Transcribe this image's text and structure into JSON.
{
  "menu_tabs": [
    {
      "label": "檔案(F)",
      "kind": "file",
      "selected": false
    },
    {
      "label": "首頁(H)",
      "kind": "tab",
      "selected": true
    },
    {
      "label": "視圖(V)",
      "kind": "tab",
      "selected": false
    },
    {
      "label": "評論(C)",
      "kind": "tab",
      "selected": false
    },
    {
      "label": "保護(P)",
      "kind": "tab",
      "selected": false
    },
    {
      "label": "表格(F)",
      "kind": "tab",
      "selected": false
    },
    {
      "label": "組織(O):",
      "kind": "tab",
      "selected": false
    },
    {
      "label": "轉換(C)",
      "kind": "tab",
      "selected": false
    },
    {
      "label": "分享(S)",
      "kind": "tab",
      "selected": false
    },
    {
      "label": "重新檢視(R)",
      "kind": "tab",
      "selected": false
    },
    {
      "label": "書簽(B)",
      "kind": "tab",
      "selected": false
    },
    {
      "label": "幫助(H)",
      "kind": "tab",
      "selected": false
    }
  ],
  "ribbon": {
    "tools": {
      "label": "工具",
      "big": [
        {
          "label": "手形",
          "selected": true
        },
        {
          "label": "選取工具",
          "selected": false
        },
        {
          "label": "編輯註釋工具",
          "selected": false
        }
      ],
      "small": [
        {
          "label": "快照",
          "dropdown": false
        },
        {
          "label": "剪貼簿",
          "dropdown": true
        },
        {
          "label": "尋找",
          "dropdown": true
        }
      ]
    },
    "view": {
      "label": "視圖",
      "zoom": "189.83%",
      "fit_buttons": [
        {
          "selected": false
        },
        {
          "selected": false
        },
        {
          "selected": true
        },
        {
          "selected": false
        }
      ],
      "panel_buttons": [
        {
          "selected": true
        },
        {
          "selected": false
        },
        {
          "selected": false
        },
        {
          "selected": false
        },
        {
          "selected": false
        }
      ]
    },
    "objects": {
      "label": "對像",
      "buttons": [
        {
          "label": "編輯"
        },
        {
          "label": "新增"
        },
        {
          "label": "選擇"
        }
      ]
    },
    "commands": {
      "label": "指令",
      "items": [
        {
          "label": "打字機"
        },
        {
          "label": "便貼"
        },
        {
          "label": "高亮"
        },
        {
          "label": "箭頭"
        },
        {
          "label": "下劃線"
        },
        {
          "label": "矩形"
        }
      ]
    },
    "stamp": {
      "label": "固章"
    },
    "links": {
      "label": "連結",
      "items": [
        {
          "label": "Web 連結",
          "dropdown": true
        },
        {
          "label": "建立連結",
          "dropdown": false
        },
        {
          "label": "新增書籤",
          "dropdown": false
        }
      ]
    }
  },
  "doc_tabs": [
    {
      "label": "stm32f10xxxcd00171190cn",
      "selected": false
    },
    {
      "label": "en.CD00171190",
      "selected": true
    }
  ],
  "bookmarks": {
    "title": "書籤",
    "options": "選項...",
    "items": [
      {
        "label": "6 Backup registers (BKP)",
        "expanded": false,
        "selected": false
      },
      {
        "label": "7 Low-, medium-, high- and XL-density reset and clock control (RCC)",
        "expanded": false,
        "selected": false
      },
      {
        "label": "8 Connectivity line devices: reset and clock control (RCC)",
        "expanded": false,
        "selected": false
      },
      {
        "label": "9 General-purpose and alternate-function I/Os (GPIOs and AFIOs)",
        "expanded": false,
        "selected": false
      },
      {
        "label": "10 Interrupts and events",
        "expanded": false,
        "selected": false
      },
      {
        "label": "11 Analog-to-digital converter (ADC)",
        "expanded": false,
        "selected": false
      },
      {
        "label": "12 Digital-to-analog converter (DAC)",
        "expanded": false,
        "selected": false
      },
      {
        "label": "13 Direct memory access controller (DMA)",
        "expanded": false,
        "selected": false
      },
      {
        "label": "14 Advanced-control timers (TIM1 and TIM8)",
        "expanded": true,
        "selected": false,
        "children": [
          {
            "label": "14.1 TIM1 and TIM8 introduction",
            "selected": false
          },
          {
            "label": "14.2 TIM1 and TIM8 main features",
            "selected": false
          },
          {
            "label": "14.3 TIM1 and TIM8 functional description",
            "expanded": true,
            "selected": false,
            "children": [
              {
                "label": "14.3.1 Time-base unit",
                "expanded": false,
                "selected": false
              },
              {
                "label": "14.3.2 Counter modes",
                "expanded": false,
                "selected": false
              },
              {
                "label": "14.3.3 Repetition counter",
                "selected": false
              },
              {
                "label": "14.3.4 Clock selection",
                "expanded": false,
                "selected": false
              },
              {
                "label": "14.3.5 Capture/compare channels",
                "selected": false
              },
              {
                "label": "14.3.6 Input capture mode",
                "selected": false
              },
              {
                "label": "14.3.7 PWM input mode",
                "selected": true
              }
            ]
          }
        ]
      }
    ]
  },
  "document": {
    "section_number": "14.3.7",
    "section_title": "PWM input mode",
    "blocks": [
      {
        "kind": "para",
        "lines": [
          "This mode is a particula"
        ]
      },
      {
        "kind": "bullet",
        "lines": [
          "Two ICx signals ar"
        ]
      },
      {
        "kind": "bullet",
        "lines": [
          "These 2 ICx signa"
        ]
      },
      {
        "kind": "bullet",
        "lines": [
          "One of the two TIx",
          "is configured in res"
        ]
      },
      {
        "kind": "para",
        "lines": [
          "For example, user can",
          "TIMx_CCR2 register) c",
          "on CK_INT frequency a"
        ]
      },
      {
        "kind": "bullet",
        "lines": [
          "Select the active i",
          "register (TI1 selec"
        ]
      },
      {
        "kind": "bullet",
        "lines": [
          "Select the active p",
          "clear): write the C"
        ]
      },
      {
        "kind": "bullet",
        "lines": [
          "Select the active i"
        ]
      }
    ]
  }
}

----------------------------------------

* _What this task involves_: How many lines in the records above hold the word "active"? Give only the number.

* _Output of the exercise_: 3